  2. Swing Plane: A too-steep swing plane leads to topping the ball. Make a full shoulder turn on the backswing to create width. Allow your back to arch slightly and keep the clubhead outside your hands. Fully hinge your wrists at the top to increase depth. Initiate the downswing with your lower body, not your hands. Feel the clubhead drop into the proper slot on the downswing.
  3. Ball Contact: When you make contact, the clubhead should be moving down and out towards your target. Maintain clubhead speed going into the ball rather than decelerating. Release your wrists fully just after impact to ensure solid contact. Stay balanced and resist swaying back.

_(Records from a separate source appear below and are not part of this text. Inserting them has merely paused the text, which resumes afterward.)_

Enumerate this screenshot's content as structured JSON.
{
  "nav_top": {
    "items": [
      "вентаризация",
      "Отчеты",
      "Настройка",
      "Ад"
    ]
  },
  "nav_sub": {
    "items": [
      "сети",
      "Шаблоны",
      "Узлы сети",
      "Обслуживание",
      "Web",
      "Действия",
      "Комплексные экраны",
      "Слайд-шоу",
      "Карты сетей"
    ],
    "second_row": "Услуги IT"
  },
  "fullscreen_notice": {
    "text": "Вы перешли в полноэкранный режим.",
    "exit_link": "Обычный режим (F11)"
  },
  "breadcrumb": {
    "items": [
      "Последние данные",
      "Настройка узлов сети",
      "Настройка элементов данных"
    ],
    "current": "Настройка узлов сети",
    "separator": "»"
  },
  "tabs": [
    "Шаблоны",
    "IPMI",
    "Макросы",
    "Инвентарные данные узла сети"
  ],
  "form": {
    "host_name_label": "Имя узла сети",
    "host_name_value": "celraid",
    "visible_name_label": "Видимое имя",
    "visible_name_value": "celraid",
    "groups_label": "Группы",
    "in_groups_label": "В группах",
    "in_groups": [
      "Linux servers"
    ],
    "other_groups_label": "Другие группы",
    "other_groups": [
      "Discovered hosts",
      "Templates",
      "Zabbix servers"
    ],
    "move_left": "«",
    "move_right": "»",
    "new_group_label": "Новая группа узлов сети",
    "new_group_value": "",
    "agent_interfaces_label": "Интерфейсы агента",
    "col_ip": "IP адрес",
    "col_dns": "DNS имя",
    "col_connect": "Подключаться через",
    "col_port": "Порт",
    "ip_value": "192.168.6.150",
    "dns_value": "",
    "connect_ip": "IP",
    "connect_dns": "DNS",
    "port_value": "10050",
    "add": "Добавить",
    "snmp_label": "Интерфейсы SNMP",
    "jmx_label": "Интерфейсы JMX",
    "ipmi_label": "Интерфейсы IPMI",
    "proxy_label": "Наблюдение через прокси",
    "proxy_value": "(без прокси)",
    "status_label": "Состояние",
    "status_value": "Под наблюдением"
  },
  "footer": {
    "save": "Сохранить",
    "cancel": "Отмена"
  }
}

You should feel the clubhead brush the grass slightly after hitting the ball.
  4. Clubhead Lag: On the downswing, keep the clubhead behind your hands as long as possible. The delayed release adds power and prevents topping the ball. Time your wrist release to occur right after impact, not before. Feel the clubhead overtake your hands and pass them on the way to the ball.
  5. Practice: Groove the proper setup, swing motions, weight transfer, and impact positions by spending quality time practicing on the range. Ingrain the correct techniques until they become second nature. Monitor your divots to ensure effective ball-turf contact. Don’t settle for rushed practice sessions. Take the time needed to shape shots properly.

Best Clubs to Stop Topping the Golf Ball

  • Fairway Woods – The shallower face and rounded sole glide through turf for crisp contact.
  • Hybrids – The part-iron, part-wood design lifts the ball out of the turf. The wider sole prevents digging.
  • Irons with Wider Soles – Cavity back irons with wide soles and beveled leading edges can prevent digging. Go for game improvement irons.
  • Higher Lofted Drivers – Drivers with 10.5-12 degrees loft can sweep the ball cleanly off the tee. The extra loft helps lift shots.
  • Chippers/Wedges – For topped chips, a higher lofted wedge like 60 degrees can lift the ball easily on delicate shots.


Your shots aren’t getting airborne and your scores are suffering because you are topping the ball. With the right adjustments to your stance, alignment, swing plane, and downswing, fat shots can be eliminated. Consistency comes from repetition and focus ingrained in proper techniques. Take time to work on each step outlined above to shallow your attack angle and take crisp divots. Soon you’ll be compressing the ball with confidence for increased carry and accuracy off the tee or fairway. Say goodbye to topped shots and enjoy watching your ball sail high and straight down the fairway. 


Why am I topping my tee shots?

Topping tee shots is often caused by swaying back in the downswing and losing posture. This leads to hitting down too steeply with an overly vertical club plane. Ensure proper weight transfer and maintain spine angle throughout your swing to make crisp contact with tee shots.

How do I stop my golf ball from chunking and topping?

Chunking and topping can be fixed by shallowing your downswing plane and maintaining posture and weight transfer. Set up with proper knee flex and spine tilt then retain angles on the swing. Transfer weight left while keeping the clubhead outside the hands to sweep the ball cleanly.

How do I stop topping my iron shots?

To stop topping irons, focus on forward weight shift in the downswing, brushing the turf just after impact, and taking divots in front of the ball. This will shallow your angle of attack for solid contact.

Leave a Comment

Your email address will not be published. Required fields are marked *

Scroll to Top